Zoos work closely together across country borders to ensure the continued existence of rare animal species. International and regional stud books record the relevant data for over 1,000 animal species worldwide, from tropical snail species to Asian elephants.
As part of this collaboration, zoos coordinate which of their animals will be mated and interchanged with other zoos for this purpose. This helps zoos to preserve genetic variability as much as possible to cut the risk of reduced viability of the animals that could threaten the species' survival. Participating institutions are responsible for keeping the stud books.
Zoo Leipzig is responsible for:
- the international stud books for Amur tigers and all other tiger subspecies (since 1973), maned wolves (since 2010) and Sumatran rhinoceroses (since 2012)
- the EAZA ex-situ programmes for African dwarf crocodiles (since 2008, formerly as ESB), owl-faced monkeys (since 2013), maned wolves (since 2010), musk deer (since 2020), fossas (since 2021), and natal red duikers (2016, formerly as ESB)
- and actively participates in conservation breeding programmes for over 100 species.
In addition to our main projects, we also support a number of projects based on the recommendation of the respective stud book.

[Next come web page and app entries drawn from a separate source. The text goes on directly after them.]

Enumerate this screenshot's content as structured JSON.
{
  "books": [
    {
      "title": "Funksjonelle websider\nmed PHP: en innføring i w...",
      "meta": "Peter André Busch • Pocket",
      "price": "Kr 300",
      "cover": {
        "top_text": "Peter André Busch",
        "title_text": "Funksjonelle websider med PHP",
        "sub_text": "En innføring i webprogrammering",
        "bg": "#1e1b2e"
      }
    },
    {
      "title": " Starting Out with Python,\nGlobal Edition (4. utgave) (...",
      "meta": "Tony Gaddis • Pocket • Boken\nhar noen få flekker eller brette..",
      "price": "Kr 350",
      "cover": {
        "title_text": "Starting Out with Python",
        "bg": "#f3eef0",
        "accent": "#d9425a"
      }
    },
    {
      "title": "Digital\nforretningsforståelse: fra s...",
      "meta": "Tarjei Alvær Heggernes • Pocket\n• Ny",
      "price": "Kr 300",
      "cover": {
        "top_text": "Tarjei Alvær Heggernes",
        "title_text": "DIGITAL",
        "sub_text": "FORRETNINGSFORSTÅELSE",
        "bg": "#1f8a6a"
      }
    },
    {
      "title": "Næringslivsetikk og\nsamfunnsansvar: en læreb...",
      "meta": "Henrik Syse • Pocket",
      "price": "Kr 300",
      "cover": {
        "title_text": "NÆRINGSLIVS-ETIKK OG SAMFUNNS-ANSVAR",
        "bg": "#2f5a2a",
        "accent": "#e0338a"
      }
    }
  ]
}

These include projects to help
- the Komodo dragon,
- the Chacoan peccary,
- the Indian sloth bear,
- the red panda
- and the okapi.